Applying the Wilwood binders at the end turnaround held no surprises; the pedal was easy to modulate with wonderful brake response. Coming back through the sweepers found the car reaching adhesion limits but still remaining in a balanced state. When that limit was exceeded (and yes, it was ... several dozen times), playing "toss and catch" was quite fun. I felt I could "talk" to each tire and from this, feel the trademark predictability of any good-handling car. On one run, I tempted fate and at the turnaround, caused a bit of push after getting speed greed, but that's my own dumb fault. Properly driven, this Chevelle shows all is right in its world.
Can this 'vert do the job? From me, a resounding "yes," as the drivetrain, brakes, and steering complement the suspension very well. It shows once again that Global West offers excellent bolt-on suspension pieces for those that want a bit more handling performance for yesterday's muscle car without cutting on their stock frames.-Mary Pozzi
Driver's Impression-On the Street

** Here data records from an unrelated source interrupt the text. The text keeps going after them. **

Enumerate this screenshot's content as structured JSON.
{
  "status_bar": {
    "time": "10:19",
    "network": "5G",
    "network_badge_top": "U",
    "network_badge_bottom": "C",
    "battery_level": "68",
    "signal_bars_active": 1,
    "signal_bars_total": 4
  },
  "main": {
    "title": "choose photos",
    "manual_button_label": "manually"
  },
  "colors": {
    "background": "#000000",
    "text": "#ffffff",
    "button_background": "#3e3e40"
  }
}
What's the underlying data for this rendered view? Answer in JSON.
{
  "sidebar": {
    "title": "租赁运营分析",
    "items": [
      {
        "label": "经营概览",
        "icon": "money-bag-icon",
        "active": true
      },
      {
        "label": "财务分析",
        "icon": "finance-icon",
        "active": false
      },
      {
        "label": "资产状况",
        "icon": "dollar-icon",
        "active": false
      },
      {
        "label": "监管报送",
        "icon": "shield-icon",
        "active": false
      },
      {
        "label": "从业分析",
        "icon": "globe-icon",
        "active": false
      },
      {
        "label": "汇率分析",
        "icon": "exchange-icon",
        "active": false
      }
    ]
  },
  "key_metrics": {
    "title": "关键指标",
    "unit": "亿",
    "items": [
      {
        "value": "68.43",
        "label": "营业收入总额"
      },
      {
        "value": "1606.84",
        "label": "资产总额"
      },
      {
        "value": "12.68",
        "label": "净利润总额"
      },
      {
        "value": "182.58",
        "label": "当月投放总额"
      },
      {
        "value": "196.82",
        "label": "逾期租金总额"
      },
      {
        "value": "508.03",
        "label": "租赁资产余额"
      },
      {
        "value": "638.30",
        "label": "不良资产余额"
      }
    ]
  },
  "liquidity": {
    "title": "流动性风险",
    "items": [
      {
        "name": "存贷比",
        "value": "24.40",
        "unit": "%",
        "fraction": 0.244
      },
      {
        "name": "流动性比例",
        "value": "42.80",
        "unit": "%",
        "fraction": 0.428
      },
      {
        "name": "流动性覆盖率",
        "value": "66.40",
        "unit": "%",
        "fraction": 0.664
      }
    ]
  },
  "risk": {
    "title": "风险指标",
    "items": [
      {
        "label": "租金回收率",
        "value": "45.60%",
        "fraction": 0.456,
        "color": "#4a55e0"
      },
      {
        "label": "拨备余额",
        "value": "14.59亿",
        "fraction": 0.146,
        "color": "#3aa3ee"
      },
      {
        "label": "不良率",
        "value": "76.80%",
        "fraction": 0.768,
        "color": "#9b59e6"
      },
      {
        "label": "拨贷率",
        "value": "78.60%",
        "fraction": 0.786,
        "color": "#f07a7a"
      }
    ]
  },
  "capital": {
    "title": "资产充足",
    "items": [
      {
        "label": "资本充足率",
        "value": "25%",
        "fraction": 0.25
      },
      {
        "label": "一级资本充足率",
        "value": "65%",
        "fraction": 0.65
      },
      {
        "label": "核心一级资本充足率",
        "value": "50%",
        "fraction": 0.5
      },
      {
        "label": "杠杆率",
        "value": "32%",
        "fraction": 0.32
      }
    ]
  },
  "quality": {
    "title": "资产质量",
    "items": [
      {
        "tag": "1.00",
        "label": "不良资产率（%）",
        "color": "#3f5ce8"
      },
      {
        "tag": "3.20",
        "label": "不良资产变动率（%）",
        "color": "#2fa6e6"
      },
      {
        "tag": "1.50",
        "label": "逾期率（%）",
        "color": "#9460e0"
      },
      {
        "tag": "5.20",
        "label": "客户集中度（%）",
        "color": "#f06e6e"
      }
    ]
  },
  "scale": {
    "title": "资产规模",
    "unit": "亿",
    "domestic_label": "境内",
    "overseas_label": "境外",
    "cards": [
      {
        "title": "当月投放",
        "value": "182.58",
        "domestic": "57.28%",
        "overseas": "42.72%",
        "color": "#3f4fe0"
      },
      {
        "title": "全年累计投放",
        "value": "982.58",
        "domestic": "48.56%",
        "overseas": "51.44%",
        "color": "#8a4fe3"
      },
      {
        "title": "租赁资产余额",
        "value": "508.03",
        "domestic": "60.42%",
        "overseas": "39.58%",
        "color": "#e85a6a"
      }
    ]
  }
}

After driving a couple of cars with five-point harnesses and raucous exhaust systems, the Global West Chevelle offered a welcome respite. Not that it was tame, mind you, but definitely more civilized than some of our competitors. I was immediately taken by the clean, custom gauge cluster, the five-speed pattern on the shift ball and the (it bears noting) lack of race harnesses. On the down side, the clutch take-up was too high and grabby, something I'd not experienced before with a McLeod dual disc.
It wasn't 1,000 feet into my journey when I knew the Global West Chevelle had the goods. As Mary reports, the steering was very direct. It offered excellent feedback and a tight turning radius. There is lots of torn-up pavement going in and out of our test facility and I explored much of it to find out the suspension's virtues and vices. The ride quality was very good-daily driver good-though it could be a little jittery at times.
The real virtue of this car's setup was its simplicity: bolt-on parts that transformed the car's performance capabilities without destroying its streetability. If you are going to buy the entire $7,200 package, this is an important consideration. And the performance was there; it was 1.6 mph faster through the slalom than a '10 Camaro SS and pulled virtually the same number on the skidpad. That's quite a performance.-Jim Campisano
The Global West '65 Chevelle Convertible
Type: 383 Gen I small-block
Block: stock iron
Transmission: Tremec TKO five-speed
Clutch: McCloud dual disc
Rear End: 12-bolt GM with 3.73 gears and Positraction
Chassis & Suspension
Chassis: Stock GM Chevelle frame
Suspension: Global West Negative Roll tubular upper and lower control arms
Steering: Global West 12:1 power steering box
Springs: Global West 500 lb/rate
Spindles: Global West
Shocks: QA1 double adjustable coilovers
Sway Bar: Global West 1 1/8-inch diameter solid bar
Brakes: Wilwood four-piston calipers, Global West Cat 5 13-inch slotted rotors with Global West modified B-body spindles
Suspension: Global West tubular lower control arms with adjustable upper arms
Springs: Global West 125 lb/rate
Shocks: QA1 double adjustable
Sway Bar: None (not recommended with this Global West kit)
Brakes: Wilwood four-piston calipers and Global West slotted 12-inch rotors
Wheels & Tires
Wheels: Vintage Wheel Works 5-spoke, 17x7 front, 17x8 rear
Tires: Nitto NT05 size 235/45ZR17 (front) and 255/45ZR17 (rear)
Cost Of Chassis/Suspension: $7,200, including brakes
|Total = 3,730 lbs
|LF = 996 lbs
||RF = 953 lbs
|LR = 889 lbs
||RR = 892 lbs
Front/Rear Balance Percentage
F = 52.3%
R = 47.7%
||'10 Camaro SS